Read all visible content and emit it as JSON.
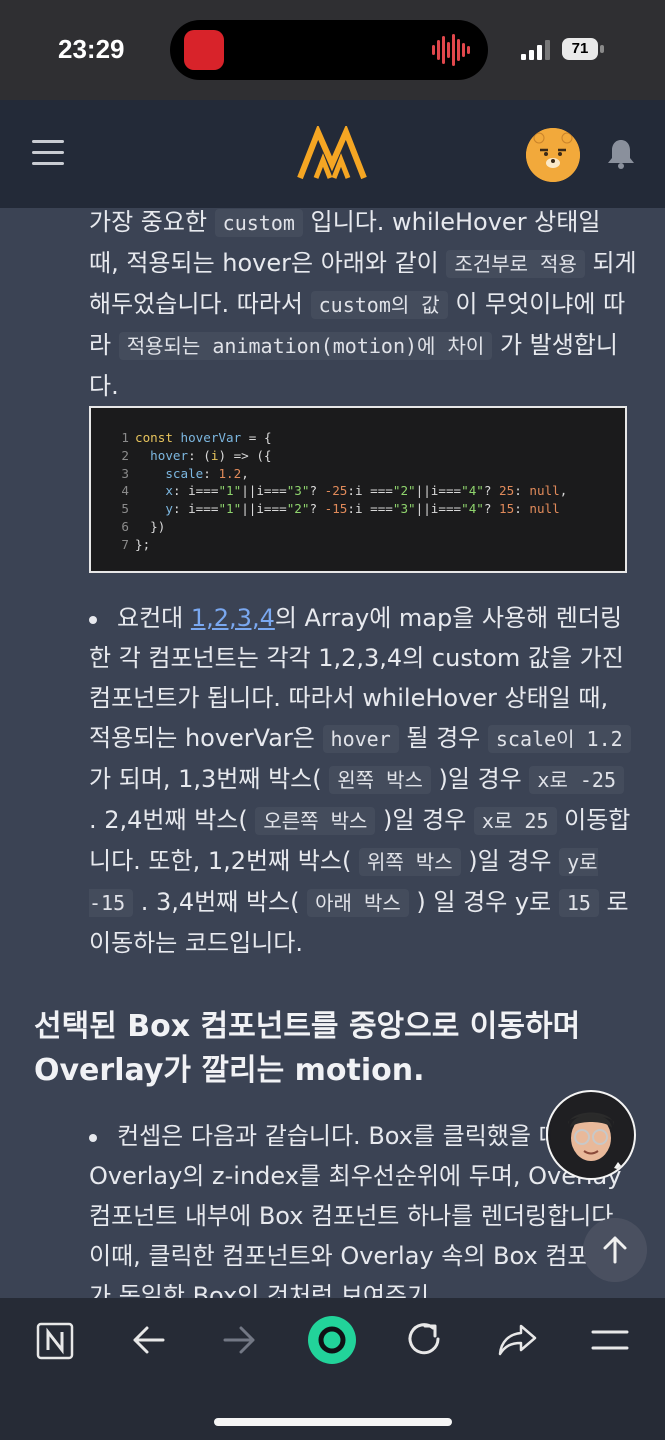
{
  "status_bar": {
    "time": "23:29",
    "battery": "71"
  },
  "colors": {
    "header_bg": "#232a38",
    "content_bg": "#3b4354",
    "logo_orange": "#f5a623",
    "link": "#7aa8f0",
    "toolbar_bg": "#262b36"
  },
  "header": {
    "menu_icon": "hamburger-icon",
    "logo_icon": "site-logo",
    "avatar_icon": "avatar-bear",
    "bell_icon": "bell-icon"
  },
  "article": {
    "para1": {
      "t1": "가장 중요한 ",
      "c1": "custom",
      "t2": " 입니다. whileHover 상태일 때, 적용되는 hover은 아래와 같이 ",
      "c2": "조건부로 적용",
      "t3": " 되게 해두었습니다. 따라서 ",
      "c3": "custom의 값",
      "t4": " 이 무엇이냐에 따라 ",
      "c4": "적용되는 animation(motion)에 차이",
      "t5": " 가 발생합니다."
    },
    "code": {
      "lines": [
        {
          "n": "1",
          "text": "const hoverVar = {"
        },
        {
          "n": "2",
          "text": "  hover: (i) => ({"
        },
        {
          "n": "3",
          "text": "    scale: 1.2,"
        },
        {
          "n": "4",
          "text": "    x: i===\"1\"||i===\"3\"? -25:i ===\"2\"||i===\"4\"? 25: null,"
        },
        {
          "n": "5",
          "text": "    y: i===\"1\"||i===\"2\"? -15:i ===\"3\"||i===\"4\"? 15: null"
        },
        {
          "n": "6",
          "text": "  })"
        },
        {
          "n": "7",
          "text": "};"
        }
      ]
    },
    "bullet1": {
      "t0": "요컨대 ",
      "link": "1,2,3,4",
      "t1": "의 Array에 map을 사용해 렌더링한 각 컴포넌트는 각각 1,2,3,4의 custom 값을 가진 컴포넌트가 됩니다. 따라서 whileHover 상태일 때, 적용되는 hoverVar은 ",
      "c1": "hover",
      "t2": " 될 경우 ",
      "c2": "scale이 1.2",
      "t3": " 가 되며, 1,3번째 박스( ",
      "c3": "왼쪽 박스",
      "t4": " )일 경우 ",
      "c4": "x로 -25",
      "t5": " . 2,4번째 박스( ",
      "c5": "오른쪽 박스",
      "t6": " )일 경우 ",
      "c6": "x로 25",
      "t7": " 이동합니다. 또한, 1,2번째 박스( ",
      "c7": "위쪽 박스",
      "t8": " )일 경우 ",
      "c8": "y로 -15",
      "t9": " . 3,4번째 박스( ",
      "c9": "아래 박스",
      "t10": " ) 일 경우 y로 ",
      "c10": "15",
      "t11": " 로 이동하는 코드입니다."
    },
    "heading": "선택된 Box 컴포넌트를 중앙으로 이동하며 Overlay가 깔리는 motion.",
    "bullet2": "컨셉은 다음과 같습니다. Box를 클릭했을 때 Overlay의 z-index를 최우선순위에 두며, Overlay 컴포넌트 내부에 Box 컴포넌트 하나를 렌더링합니다. 이때, 클릭한 컴포넌트와 Overlay 속의 Box 컴포넌트가 동일한 Box인 것처럼 보여주기"
  },
  "toolbar": {
    "icons": [
      "notion-icon",
      "back-icon",
      "forward-icon",
      "home-circle-icon",
      "reload-icon",
      "share-icon",
      "menu-icon"
    ]
  }
}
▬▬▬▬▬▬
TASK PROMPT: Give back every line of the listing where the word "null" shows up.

SOLVED PROBLEM:
          "text": "    x: i===\"1\"||i===\"3\"? -25:i ===\"2\"||i===\"4\"? 25: null,"
          "text": "    y: i===\"1\"||i===\"2\"? -15:i ===\"3\"||i===\"4\"? 15: null"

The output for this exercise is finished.